And we knew this in 1962—pretty much my whole life—and despite all our efforts (Earth Day, Jimmy Carter, not to mention Julia Roberts playing a sympathetic defender of clean water!), my young daughter would still be subjected to a daily chemical bath.  (As Madge used to say—“you’re soaking in it!”)***  Furthermore, even with my expensive patronage of organic food and personal care items, we couldn’t avoid coming into contact with the thousands and thousands of synthetic compounds now available in the marketplace.  Everyone—Whole Foods shopper or not— lives with a tracery of chemical signatures in their water, air, soil, food and, of course, themselves.  No one has real choice in the matter; and, frankly, no one ever asked us.

It’s hard to imagine the incredible shock Carson’s book must have been at a time when post-war faith in science and technology flourished and every home could theoretically reap the benefits.  Those silly proto-Jetsons!  We 21st century ironic types know so much more now!  Ask so many more questions!  Refuse to buy things just because they’re for sale!

Uh, hmm, well.

This conundrum of the more information we have, the less we seem to want to use it, came to mind as I went for a stroll around my ‘hood a couple months back and smelled that smell.  You know, the Lawn Treatment Smell.  A quick glance confirmed my suspicion: the ominous and practically useless pesticide application notice on the adjacent grass.  In case you don’t have these things in your part of the world, the bright yellow (tiny) sign “warns” the reader that the property owner’s lawn service applied some kind of chemical and no living creature (my wording) should enter the green space for 24 hours.  Not sure robins can read such small type, though.

Crossing the road to avoid that lawn (if you can smell it, it’s pretty fresh), I mused some more on my on-going research of backyard soil testing, especially in the context of growing your own food.  In a very small way, I understood at a sniff the horror that the organic farmer must feel when contemplating the encroachment of chemicals and man-modified organisms.  I mean, that, er, stuff is everywhere!  In our particular case, we’re just trying to decide whether to eat our duck eggs but since our birds live off our land and that land exists in such a chemically-compromised world….

Then my soon to be 11-year-old asked the most important question which, in a fog of data interpretation and conjecture, I, myself, had neglected to ask:

“Mom, are the ducks going to be okay?”

That’s when I realized they’re not ducks but canaries.  Canaries not in a coalmine but in our own yards.

But we’re the guinea pigs.



* Source: “Elixirs of Death” chapter of Silent Spring, Rachel Carson, 1962, Houghton Mifflin Company, New York, NY.


***And if that reference doesn’t date me, no amount of carbon will.


Additional reading:

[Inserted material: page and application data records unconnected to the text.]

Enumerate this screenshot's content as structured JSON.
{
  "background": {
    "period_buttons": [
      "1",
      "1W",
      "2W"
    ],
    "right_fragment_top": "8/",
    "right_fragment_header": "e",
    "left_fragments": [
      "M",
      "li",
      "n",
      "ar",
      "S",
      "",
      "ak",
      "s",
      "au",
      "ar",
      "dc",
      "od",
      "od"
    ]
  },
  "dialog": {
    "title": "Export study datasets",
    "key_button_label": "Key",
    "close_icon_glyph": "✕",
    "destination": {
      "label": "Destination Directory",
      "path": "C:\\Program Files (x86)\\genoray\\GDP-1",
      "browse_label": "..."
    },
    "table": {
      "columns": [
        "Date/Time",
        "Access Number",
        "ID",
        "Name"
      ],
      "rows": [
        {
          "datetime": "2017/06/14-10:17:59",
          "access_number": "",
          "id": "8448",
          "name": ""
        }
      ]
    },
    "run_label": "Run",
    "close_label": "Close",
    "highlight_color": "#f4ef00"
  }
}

On a Farther Shore: The Life and Legacy of Rachel Carson; William Souder; 2012; Crown Publishers, New York, NY.  A graceful and thorough biographical account.

Exposed: The Toxic Chemistry of Everyday Products, Who’s At Risk and What’s At Stake for American Power; Mark Schapiro; 2007; Chelsea Green Publishing Company, White River Junction, VT.



Silent Spring Institute

Environmental Working Group


Copyright 2012, Lori Fontanes